Talking about it was very difficult, but it's good to feel that I'm not alone in this anymore.


Talk about it and seek help

Are you worried about the bullying? Then talk to someone you are close with, you feel comfortable with and trust. Talking can offer great relief and help you figure things out. You can also take the first step towards seeking help together.

If you struggle to talk to someone in your close surroundings, try to approach a person who is familiar with similar experiences, such as a GP or a student advisor at your college or university.

If you prefer to share your story anonymously, contact Awel (102 or via, Tele-Onthaal (106 or via and the Suicide Hotline (1813) for questions about suicidal thoughts.

The Child Focus ClickSafe helpline (116000 or is available for acute problems related to cyberbullying. Via the helpline, you can receive advice on how to combat bullying and be referred to specific organisations that can help you find a solution.

In serious situations, you can file a complaint against the bully with the local police. It is important to have enough evidence, such as screenshots, if you take this step.

What if you witness cyberbullying?

When bullying happens in an online forum, there are often more witnesses. Although you would think that more people would respond to cyberbullying, the opposite often happens. This is because people assume that someone else will intervene.

As a witness to cyberbullying, you can therefore play an important role in stopping the bullying. Here's what you can do:

  • Speak up for the victim. Speak to the perpetrator and condemn the bullying.
  • Offer emotional support. A pat on the back, the question 'how are you?', an invitation to do something fun, ...
  • Encourage the victim to seek help from someone they trust.
  • Tell someone in authority, such as a teacher, supervisor, parent or coach you trust about what you have observed online or through social media.
  • Report what you see to the security team of the site where the bullying is taking place.

Worried about a friend?

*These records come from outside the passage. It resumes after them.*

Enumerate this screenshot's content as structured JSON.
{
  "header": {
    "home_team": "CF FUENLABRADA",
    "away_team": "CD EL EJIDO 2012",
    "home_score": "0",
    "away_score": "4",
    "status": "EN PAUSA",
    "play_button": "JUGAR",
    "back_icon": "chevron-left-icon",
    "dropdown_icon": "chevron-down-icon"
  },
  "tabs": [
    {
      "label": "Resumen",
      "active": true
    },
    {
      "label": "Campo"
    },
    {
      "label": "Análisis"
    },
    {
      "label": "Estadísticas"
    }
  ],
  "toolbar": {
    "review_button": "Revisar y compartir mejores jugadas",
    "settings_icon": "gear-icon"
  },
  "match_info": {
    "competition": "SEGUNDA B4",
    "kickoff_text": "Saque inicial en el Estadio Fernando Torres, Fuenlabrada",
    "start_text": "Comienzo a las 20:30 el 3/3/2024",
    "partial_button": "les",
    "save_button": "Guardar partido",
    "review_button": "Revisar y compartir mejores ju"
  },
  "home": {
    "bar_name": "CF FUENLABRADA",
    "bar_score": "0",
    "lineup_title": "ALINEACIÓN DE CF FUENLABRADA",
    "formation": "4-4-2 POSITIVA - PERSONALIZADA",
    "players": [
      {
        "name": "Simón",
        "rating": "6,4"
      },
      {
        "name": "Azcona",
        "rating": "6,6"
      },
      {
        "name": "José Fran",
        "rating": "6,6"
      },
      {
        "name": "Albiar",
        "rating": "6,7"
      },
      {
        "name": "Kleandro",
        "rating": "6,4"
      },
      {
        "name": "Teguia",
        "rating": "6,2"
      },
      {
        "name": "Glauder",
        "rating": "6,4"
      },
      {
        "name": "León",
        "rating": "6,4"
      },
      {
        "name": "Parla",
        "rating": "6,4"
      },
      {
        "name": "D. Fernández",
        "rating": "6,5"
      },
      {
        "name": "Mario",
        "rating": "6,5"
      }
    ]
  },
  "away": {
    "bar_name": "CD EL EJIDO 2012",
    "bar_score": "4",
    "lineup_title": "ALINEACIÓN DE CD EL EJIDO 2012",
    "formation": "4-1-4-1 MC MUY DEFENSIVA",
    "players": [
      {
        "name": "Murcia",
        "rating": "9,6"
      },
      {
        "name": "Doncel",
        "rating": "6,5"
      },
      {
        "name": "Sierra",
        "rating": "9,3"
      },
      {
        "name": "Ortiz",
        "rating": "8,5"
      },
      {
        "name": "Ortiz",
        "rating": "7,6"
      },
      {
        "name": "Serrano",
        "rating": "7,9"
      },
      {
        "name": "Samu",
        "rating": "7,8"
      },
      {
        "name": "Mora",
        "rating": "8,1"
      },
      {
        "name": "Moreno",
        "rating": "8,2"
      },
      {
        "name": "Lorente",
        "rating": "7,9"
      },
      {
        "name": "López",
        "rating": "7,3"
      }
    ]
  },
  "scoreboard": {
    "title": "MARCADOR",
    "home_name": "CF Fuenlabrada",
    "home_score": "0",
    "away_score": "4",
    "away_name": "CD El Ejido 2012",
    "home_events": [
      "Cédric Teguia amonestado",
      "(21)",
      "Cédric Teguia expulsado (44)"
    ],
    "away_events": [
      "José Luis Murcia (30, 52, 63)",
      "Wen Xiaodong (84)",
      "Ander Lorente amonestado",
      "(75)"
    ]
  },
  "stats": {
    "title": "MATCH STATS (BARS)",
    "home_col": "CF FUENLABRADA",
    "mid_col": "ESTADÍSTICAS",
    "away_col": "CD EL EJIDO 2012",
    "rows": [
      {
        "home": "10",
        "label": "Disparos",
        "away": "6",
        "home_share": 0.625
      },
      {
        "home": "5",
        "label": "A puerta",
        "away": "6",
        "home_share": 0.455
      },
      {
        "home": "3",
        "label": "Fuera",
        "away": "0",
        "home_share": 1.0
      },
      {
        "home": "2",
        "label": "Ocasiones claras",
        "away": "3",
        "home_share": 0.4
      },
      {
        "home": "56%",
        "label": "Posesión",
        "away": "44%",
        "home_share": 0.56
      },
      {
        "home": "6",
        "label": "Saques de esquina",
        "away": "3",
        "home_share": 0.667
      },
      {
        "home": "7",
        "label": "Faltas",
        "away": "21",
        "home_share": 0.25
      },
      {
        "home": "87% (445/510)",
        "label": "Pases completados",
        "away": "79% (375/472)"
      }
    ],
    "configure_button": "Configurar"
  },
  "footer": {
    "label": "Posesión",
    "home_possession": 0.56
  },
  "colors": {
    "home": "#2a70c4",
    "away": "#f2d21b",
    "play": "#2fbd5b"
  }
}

Have you noticed that a friend is a victim of cyberbullying and you are worried about this? Talk about it and share your concerns. Talk about it and share your concerns without judging them.

Keen to learn, read and hear more about this topic?